The Oklahoma freshman keeps getting better after scoring 44 points on just 20 shots against Baylor.

NCAA Basketball: Baylor at Oklahoma Mark D. Smith-USA TODAY Sports

Trae Young did it again. This time Baylor was the foil and Young’s newfound focus on efficiency was the inspiration for another gem of a performance that ranks among his best in a brilliant freshman season.

Young finished with 44 points by shooting 11 of 20 from the field, 6 of 11 from three-point range, and 16 of 19 from the foul line in a 98-96 Oklahoma win. He scored 31 of those points in the second half in what’s becoming a major theme of his season: Young has a tendency to feel his way out in the first half before ripping out your heart when the game is on the line.

This was the third time in six games Young has scored at least 40 points and the fourth time he’s done it this season. Yes, he had six turnovers, but no one cares: This 6’2, 180-pound freshman who has yet to dunk in a game is the most unstoppable force in college basketball.

Just ask Baylor. Young hit dagger after dagger against the Bears on Tuesday night, highlighted by the type of deep threes that have to be so demoralizing for opponents. He also had nine assists and continues to lead the country in both points and assists per game.

Young is a monster, and it feels like he’s only getting better.

Young is focused on efficiency now

Young gave a telling quote after the win:

“I don’t think you can say I was inefficient tonight,” Young said. “I remember against Oklahoma State, I had a lot of points but wasn’t efficient. But I was glad that I was very efficient and my teammates did a great job of scoring as well.”

The Sooners’ Jan. 20 overtime loss to Oklahoma State feels like a tipping point in Young’s season. He finished that game with 48 points, but he needed 39 shots to get there. The criticism of that performance was always unwarranted, but it appears to have sparked a new interest in efficiency for Young that should terrify the rest of the Big 12.

He’s still taking deep threes, but those are good shots for him. And when a few start to fall, everything else in his game opens up.

No one can keep him off the foul line

Young’s secret talent is his ability to draw fouls. We typically think of the biggest, most athletic guards as the ones with a special ability at getting to the line. Young does it another way: By leveraging the threat of his pull-up shooting to open driving lines and keep defenses on their heels.

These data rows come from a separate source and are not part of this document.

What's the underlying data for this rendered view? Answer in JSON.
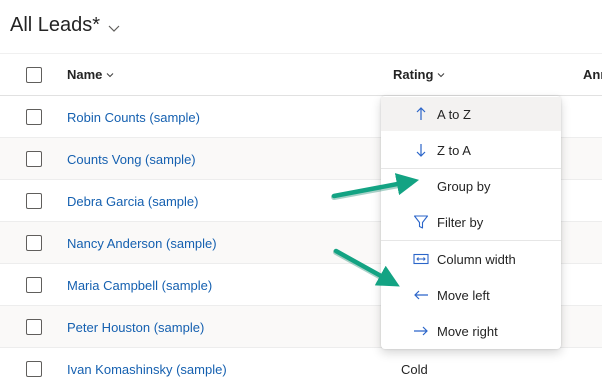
{
  "view": {
    "title": "All Leads*"
  },
  "grid": {
    "columns": {
      "name": "Name",
      "rating": "Rating",
      "annual": "Ann"
    },
    "rows": [
      {
        "name": "Robin Counts (sample)",
        "rating": ""
      },
      {
        "name": "Counts Vong (sample)",
        "rating": ""
      },
      {
        "name": "Debra Garcia (sample)",
        "rating": ""
      },
      {
        "name": "Nancy Anderson (sample)",
        "rating": ""
      },
      {
        "name": "Maria Campbell (sample)",
        "rating": ""
      },
      {
        "name": "Peter Houston (sample)",
        "rating": ""
      },
      {
        "name": "Ivan Komashinsky (sample)",
        "rating": "Cold"
      }
    ]
  },
  "column_menu": {
    "items": [
      {
        "label": "A to Z",
        "icon": "arrow-up-icon"
      },
      {
        "label": "Z to A",
        "icon": "arrow-down-icon"
      },
      {
        "label": "Group by",
        "icon": ""
      },
      {
        "label": "Filter by",
        "icon": "filter-icon"
      },
      {
        "label": "Column width",
        "icon": "column-width-icon"
      },
      {
        "label": "Move left",
        "icon": "arrow-left-icon"
      },
      {
        "label": "Move right",
        "icon": "arrow-right-icon"
      }
    ]
  },
  "colors": {
    "link": "#1560b0",
    "icon_blue": "#2b65c9",
    "annotation_arrow": "#13a383"
  }
}
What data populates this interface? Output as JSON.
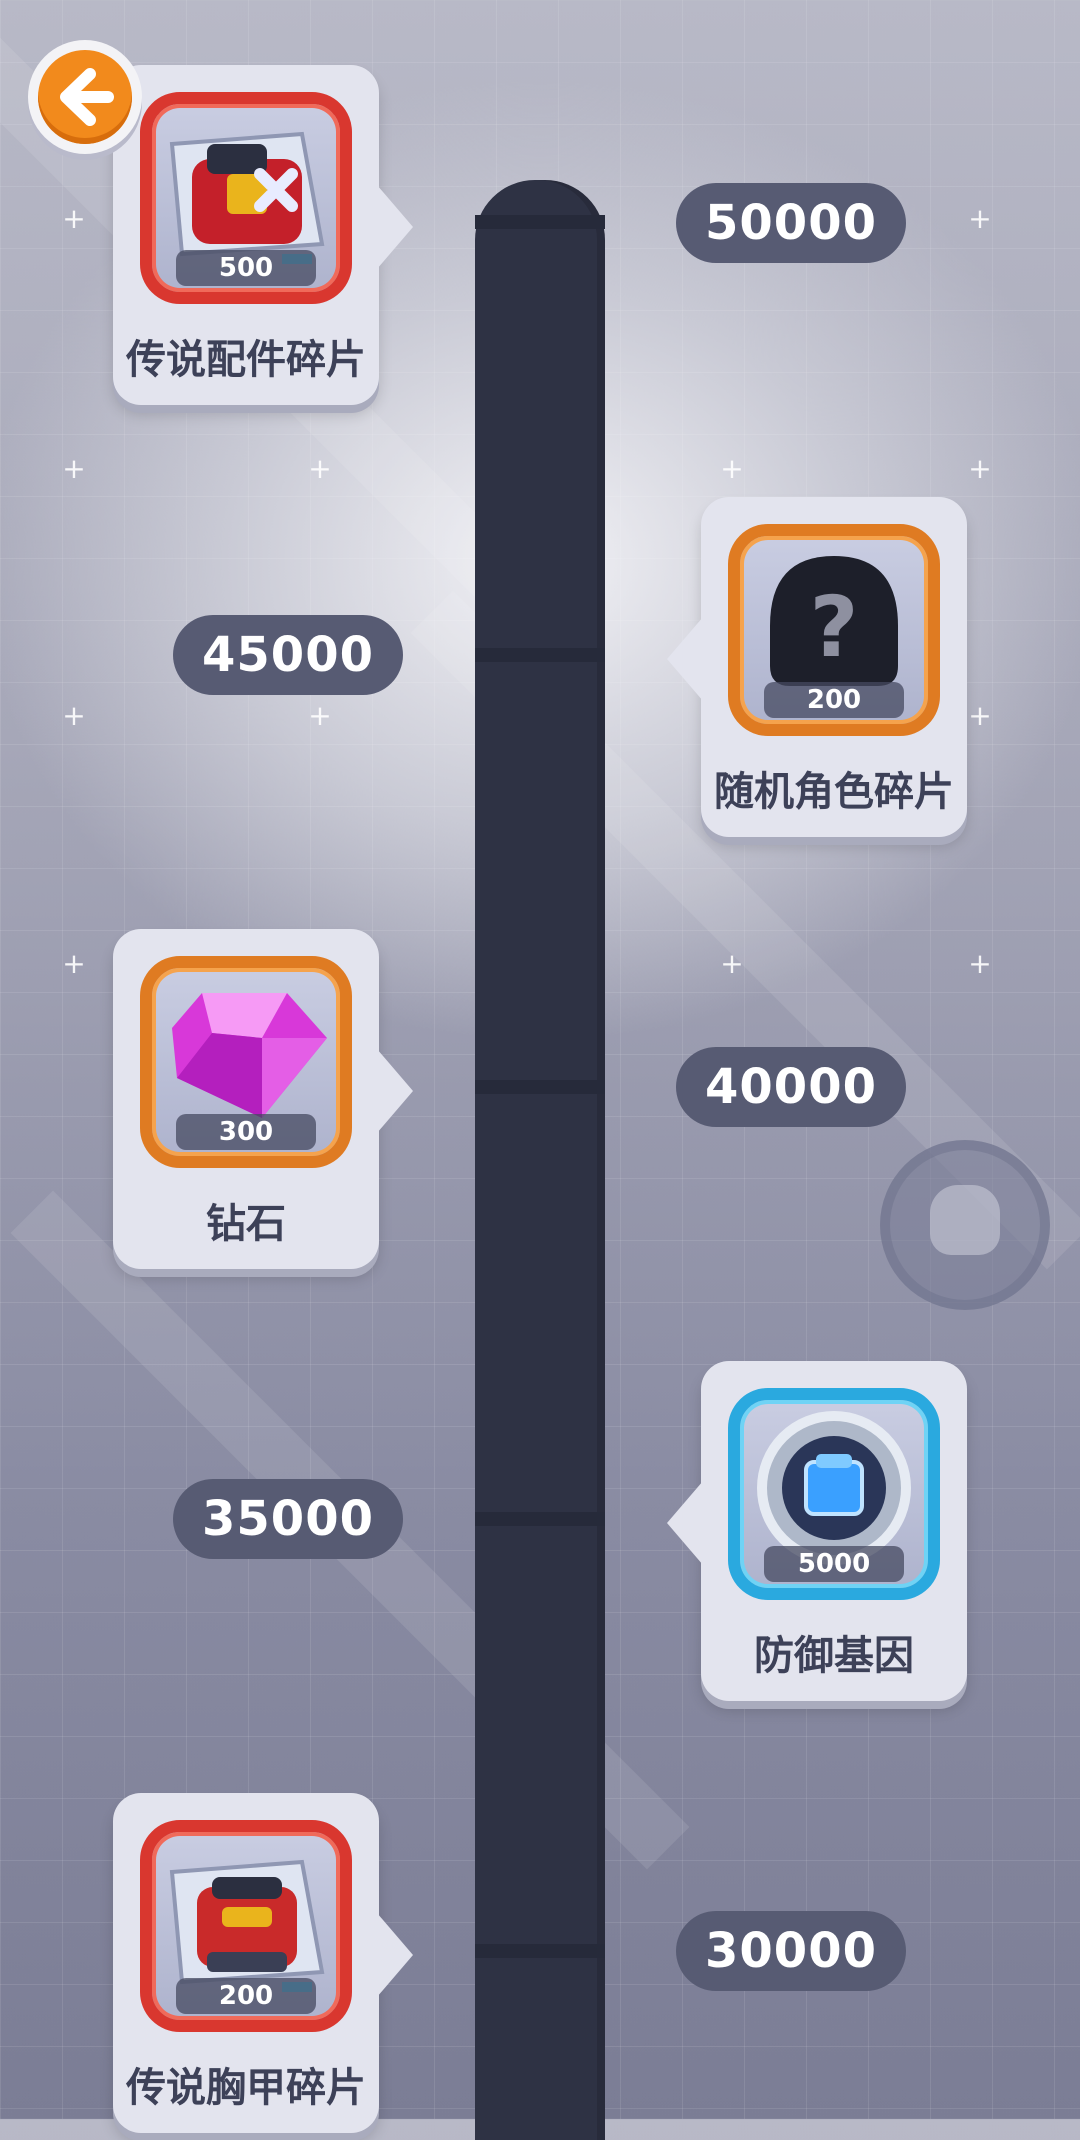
{
  "milestones": [
    {
      "score": "50000",
      "reward_label": "传说配件碎片",
      "reward_qty": "500",
      "frame": "red",
      "icon": "legendary-accessory-shard-icon"
    },
    {
      "score": "45000",
      "reward_label": "随机角色碎片",
      "reward_qty": "200",
      "frame": "orange",
      "icon": "random-character-shard-icon"
    },
    {
      "score": "40000",
      "reward_label": "钻石",
      "reward_qty": "300",
      "frame": "orange",
      "icon": "diamond-icon"
    },
    {
      "score": "35000",
      "reward_label": "防御基因",
      "reward_qty": "5000",
      "frame": "blue",
      "icon": "defense-gene-icon"
    },
    {
      "score": "30000",
      "reward_label": "传说胸甲碎片",
      "reward_qty": "200",
      "frame": "red",
      "icon": "legendary-chestplate-shard-icon"
    }
  ],
  "colors": {
    "track": "#2e3244",
    "pill": "#575b73",
    "back_button": "#f28a1c",
    "frame_red": "#d9372f",
    "frame_orange": "#df7b22",
    "frame_blue": "#2aa9df"
  },
  "back_button": {
    "icon": "arrow-left-icon"
  }
}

After 19 more free throw attempts against Baylor, Young is now No. 6 in the country in fouls drawn per 40, according to KenPom. Combine Young’s quickness with his ability to shoot from anywhere and opposing defenses are just totally broken.

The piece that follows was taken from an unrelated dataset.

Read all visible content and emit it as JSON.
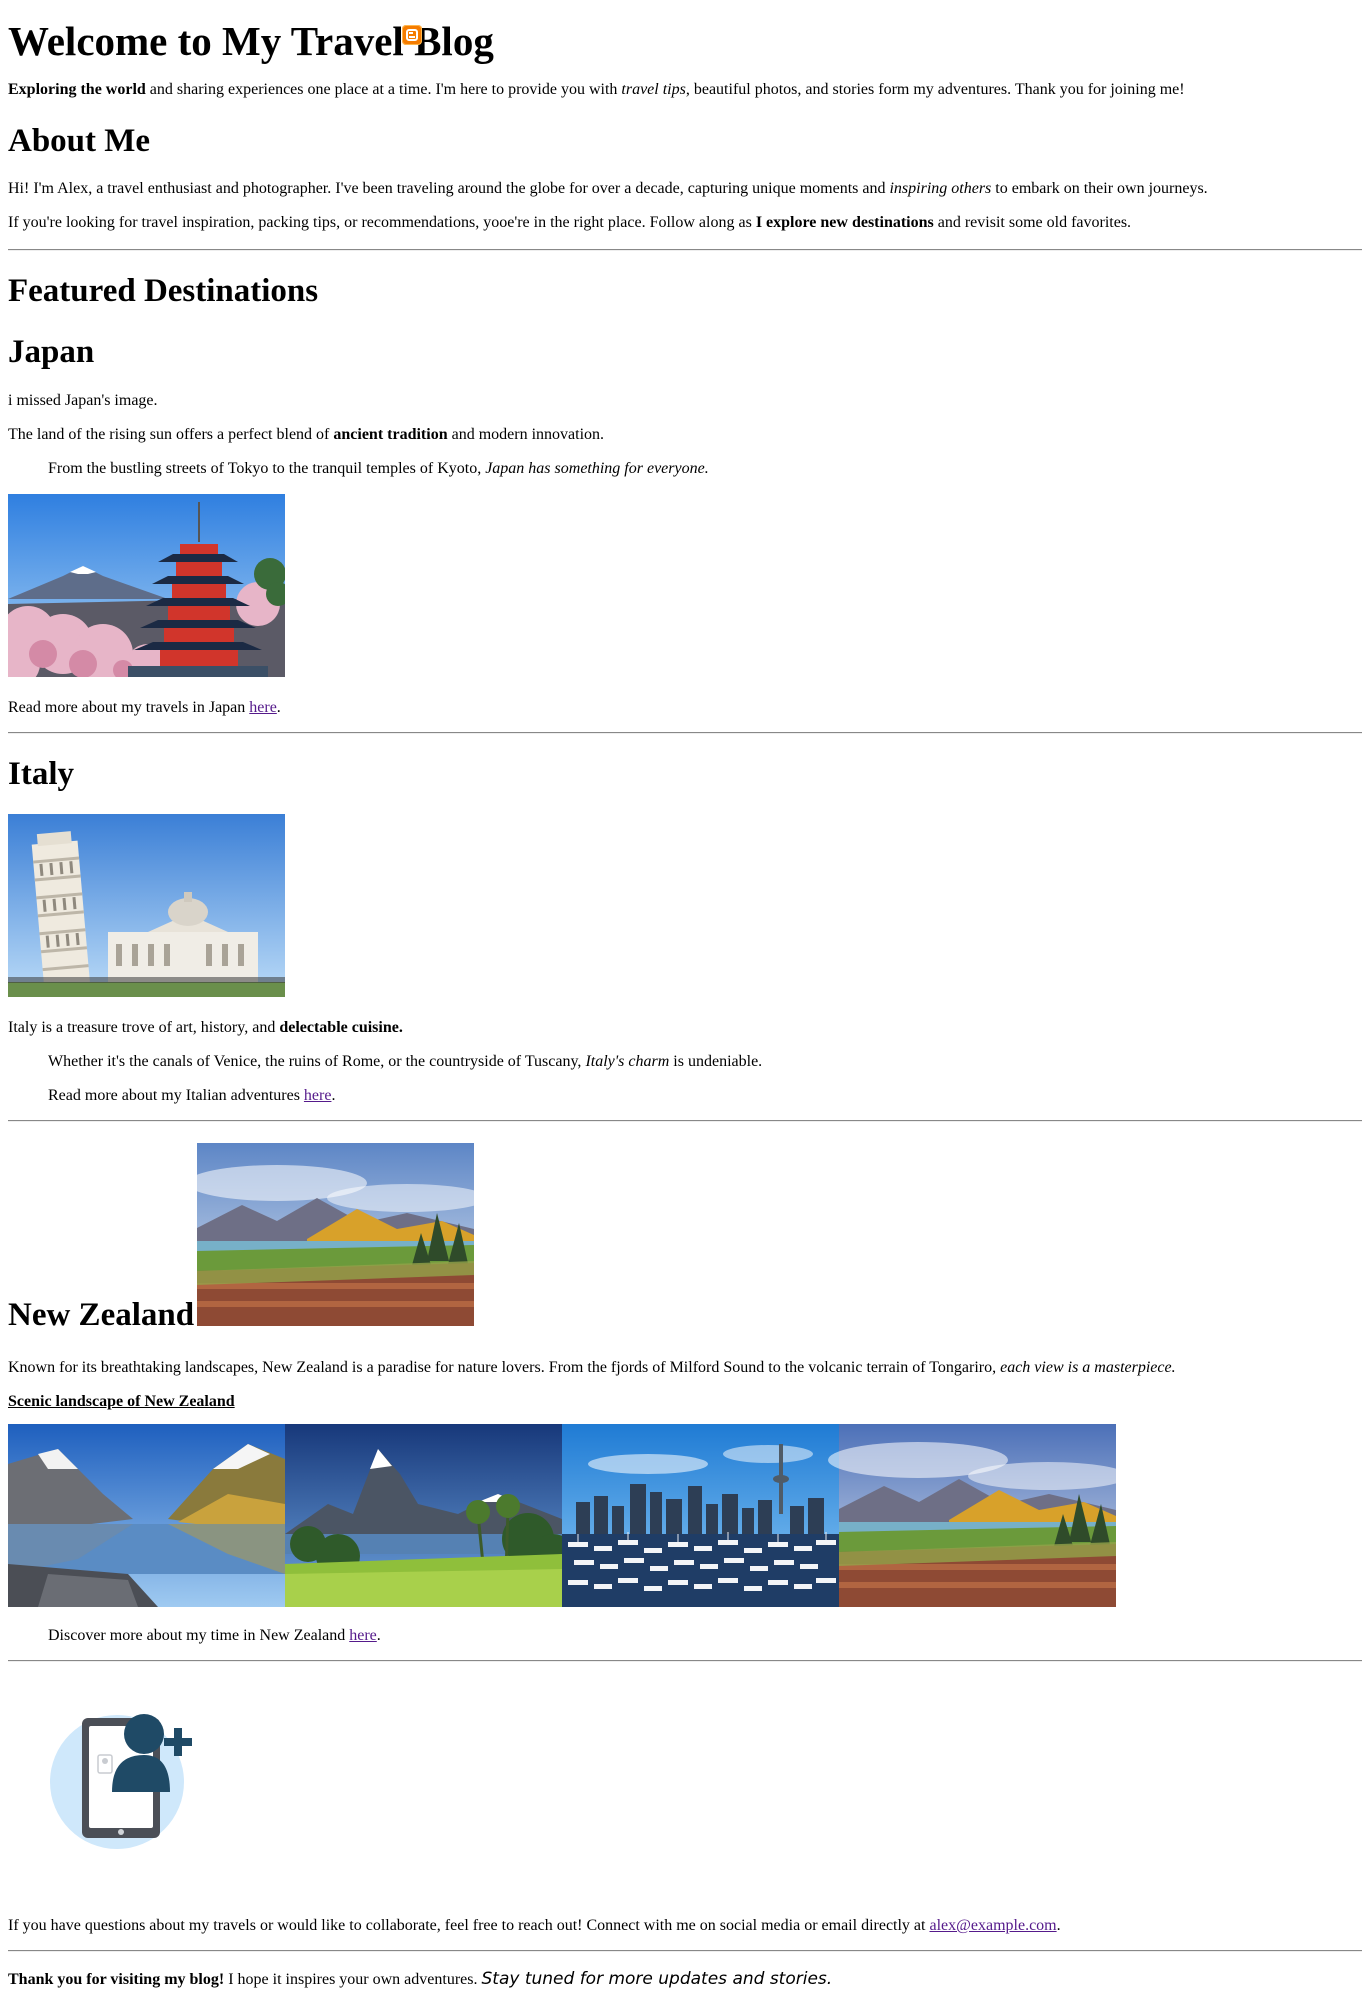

Here are two plays that sum it up:

If Young has daylight, he’s liable to shoot from anywhere on the floor. These plays simply break the standard rhythms of a basketball game and throw traditional coverage schemes completely out of whack.

But as soon as defenses start applying aggressive ball pressure, Young is burning you to the basket:

Take the screen. Fake the screen. It doesn’t matter. Young’s deep range provides an entirely new dimension of spacing. His first step and passing ability then leverage that space into whatever he needs it to be.

How does you stop this?

You don’t. Baylor couldn’t and neither can anywhere else.

The player of the year race is over. Everyone else is playing for second.